Agricultural production, land use change and forestry generate about one-quarter of all greenhouse gas emissions annually. At the same time, products taken off the land—including food—are among those most sensitive to climate change.
The New Climate Economy project reports that the global area of degraded land—both agricultural and forest—is growing rapidly. Up to a third of all agricultural land in the world is now significantly degraded due to erosion, leaching, salinization and soil compaction. By taking an integrated landscape approach to land use management, there are several practical, specific strategies that would break this pattern and cut annual global greenhouse gas emissions while advancing economic growth, poverty alleviation and food security.

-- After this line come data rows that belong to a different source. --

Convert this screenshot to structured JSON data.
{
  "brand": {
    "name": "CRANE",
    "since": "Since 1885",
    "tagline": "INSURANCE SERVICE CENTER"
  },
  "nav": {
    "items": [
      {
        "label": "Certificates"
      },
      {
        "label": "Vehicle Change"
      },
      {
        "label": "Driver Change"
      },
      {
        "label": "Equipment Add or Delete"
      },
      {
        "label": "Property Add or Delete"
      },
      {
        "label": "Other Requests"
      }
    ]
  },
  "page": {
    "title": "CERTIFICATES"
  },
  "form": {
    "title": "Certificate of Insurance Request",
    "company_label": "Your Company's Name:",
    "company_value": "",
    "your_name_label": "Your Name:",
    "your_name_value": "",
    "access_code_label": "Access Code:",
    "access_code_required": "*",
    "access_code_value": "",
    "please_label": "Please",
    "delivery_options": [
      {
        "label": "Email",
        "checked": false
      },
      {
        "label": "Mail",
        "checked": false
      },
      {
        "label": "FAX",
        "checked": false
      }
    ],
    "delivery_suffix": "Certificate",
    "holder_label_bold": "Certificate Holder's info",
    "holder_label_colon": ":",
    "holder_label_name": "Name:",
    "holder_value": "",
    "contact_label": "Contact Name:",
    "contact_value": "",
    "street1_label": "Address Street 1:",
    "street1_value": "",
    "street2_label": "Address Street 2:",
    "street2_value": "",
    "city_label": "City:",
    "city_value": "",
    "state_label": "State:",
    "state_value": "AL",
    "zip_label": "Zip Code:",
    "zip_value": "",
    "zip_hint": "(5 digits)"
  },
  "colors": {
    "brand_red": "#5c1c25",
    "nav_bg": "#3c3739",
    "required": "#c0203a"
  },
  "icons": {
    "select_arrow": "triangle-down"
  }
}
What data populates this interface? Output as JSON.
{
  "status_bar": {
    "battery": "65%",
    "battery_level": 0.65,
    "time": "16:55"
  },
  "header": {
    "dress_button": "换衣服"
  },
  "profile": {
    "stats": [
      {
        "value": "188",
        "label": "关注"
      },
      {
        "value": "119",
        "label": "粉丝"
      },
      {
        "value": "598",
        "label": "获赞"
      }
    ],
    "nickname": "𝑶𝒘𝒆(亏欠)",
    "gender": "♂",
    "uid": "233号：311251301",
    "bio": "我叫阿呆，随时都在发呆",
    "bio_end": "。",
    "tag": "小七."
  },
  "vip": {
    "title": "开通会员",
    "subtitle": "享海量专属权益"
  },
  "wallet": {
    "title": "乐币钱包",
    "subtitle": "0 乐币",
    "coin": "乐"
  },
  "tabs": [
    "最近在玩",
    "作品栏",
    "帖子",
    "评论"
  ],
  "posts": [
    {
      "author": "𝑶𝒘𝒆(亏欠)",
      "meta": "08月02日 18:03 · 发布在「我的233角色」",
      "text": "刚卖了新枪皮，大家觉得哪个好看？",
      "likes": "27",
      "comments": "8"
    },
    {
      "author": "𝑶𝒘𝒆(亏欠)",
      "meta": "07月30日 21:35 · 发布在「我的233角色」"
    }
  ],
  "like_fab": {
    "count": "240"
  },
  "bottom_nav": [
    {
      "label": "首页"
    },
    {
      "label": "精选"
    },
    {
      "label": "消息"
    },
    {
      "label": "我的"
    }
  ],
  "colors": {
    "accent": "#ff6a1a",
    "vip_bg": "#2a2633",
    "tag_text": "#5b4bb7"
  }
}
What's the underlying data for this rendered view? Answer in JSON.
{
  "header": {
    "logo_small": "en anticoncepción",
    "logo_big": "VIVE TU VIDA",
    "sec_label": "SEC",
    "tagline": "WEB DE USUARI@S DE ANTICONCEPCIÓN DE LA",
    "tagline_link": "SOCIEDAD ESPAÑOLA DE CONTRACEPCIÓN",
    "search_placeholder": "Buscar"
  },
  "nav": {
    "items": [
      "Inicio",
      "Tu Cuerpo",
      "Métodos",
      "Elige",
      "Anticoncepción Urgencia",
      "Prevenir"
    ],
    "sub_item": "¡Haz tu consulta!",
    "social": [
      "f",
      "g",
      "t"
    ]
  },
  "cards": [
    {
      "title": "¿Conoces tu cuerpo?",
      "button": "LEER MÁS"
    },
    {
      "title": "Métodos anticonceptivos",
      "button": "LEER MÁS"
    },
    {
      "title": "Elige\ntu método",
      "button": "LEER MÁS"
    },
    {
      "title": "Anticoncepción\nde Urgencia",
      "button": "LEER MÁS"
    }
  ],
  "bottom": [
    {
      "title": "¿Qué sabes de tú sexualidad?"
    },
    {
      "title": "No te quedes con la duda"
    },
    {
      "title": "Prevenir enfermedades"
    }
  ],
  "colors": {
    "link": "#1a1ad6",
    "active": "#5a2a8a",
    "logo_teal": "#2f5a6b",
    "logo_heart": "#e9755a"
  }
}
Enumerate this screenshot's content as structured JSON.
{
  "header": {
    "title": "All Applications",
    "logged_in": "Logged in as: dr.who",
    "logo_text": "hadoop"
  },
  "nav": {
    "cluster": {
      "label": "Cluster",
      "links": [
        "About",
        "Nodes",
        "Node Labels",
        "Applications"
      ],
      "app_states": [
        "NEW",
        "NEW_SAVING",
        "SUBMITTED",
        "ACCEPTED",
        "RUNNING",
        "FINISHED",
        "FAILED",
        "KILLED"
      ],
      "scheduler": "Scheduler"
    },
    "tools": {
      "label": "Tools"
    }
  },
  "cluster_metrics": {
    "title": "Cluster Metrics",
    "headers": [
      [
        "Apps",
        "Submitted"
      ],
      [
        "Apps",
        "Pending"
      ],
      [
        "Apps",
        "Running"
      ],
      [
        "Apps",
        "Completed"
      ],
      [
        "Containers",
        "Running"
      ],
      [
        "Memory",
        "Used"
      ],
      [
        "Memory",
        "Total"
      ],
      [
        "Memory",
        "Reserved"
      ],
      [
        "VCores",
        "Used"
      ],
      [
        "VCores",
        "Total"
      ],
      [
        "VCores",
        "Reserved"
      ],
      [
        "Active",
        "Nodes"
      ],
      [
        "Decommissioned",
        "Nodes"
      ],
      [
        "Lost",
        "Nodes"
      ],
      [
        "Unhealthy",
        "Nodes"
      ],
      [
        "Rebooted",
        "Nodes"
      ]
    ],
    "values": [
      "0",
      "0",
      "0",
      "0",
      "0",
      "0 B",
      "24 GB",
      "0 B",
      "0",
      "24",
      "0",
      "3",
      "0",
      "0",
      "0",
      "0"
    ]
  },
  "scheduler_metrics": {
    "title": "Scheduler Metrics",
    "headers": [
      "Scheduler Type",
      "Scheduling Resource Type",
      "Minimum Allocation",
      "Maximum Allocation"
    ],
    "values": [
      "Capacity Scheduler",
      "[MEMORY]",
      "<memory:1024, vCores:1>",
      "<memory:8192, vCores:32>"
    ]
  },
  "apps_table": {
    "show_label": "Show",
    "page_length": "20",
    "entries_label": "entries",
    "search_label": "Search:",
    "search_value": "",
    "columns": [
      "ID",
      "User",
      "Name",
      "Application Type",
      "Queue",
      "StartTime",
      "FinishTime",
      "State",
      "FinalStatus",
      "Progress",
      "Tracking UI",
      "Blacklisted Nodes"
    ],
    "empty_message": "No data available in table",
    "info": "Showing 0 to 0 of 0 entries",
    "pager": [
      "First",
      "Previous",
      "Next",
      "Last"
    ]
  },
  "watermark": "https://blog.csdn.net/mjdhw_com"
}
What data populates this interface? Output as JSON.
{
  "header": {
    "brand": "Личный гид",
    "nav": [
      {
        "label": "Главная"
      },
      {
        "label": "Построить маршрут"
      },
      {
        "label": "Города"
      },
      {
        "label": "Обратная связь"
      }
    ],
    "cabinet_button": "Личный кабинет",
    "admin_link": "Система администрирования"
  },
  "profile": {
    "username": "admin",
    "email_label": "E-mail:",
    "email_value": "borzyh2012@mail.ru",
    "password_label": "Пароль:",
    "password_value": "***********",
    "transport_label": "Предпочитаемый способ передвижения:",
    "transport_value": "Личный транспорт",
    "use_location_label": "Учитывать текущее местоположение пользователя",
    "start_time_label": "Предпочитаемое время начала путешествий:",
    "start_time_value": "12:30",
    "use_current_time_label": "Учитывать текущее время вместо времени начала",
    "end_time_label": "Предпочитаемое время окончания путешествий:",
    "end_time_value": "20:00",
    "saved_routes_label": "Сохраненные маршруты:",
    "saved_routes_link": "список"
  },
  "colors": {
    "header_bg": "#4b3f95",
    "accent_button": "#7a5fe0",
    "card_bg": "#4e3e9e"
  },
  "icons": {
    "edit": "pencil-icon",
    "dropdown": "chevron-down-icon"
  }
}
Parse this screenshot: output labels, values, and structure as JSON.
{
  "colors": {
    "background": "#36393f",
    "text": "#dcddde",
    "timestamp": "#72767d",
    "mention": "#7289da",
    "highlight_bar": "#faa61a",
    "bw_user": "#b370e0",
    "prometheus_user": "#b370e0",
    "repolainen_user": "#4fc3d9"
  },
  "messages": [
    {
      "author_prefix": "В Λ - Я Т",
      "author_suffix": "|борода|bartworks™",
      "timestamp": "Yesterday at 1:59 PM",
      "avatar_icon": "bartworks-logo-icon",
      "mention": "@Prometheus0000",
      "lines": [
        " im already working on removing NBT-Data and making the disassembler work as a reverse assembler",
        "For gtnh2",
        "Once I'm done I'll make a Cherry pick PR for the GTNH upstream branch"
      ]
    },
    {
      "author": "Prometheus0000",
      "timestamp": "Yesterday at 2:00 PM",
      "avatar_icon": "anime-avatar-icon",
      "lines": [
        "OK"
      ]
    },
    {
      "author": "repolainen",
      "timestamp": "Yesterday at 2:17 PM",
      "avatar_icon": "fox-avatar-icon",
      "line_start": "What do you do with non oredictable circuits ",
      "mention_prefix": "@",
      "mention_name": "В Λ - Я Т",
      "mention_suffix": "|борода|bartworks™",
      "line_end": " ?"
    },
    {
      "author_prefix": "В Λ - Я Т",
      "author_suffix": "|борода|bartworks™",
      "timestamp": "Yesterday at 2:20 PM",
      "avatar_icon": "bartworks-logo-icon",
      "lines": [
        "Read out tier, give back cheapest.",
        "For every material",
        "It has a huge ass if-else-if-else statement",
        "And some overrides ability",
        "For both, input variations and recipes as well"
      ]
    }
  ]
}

At this seminar, Chris Delgado, a senior fellow at the World Resources Institute who led the New Climate Economy land use work, and Christine Negra, a senior research fellow at EcoAgriculture Partners, discussed landscape management policy and pathways for cutting annual global greenhouse gas emissions through land use interventions for climate-smart agriculture.
World Resources Institute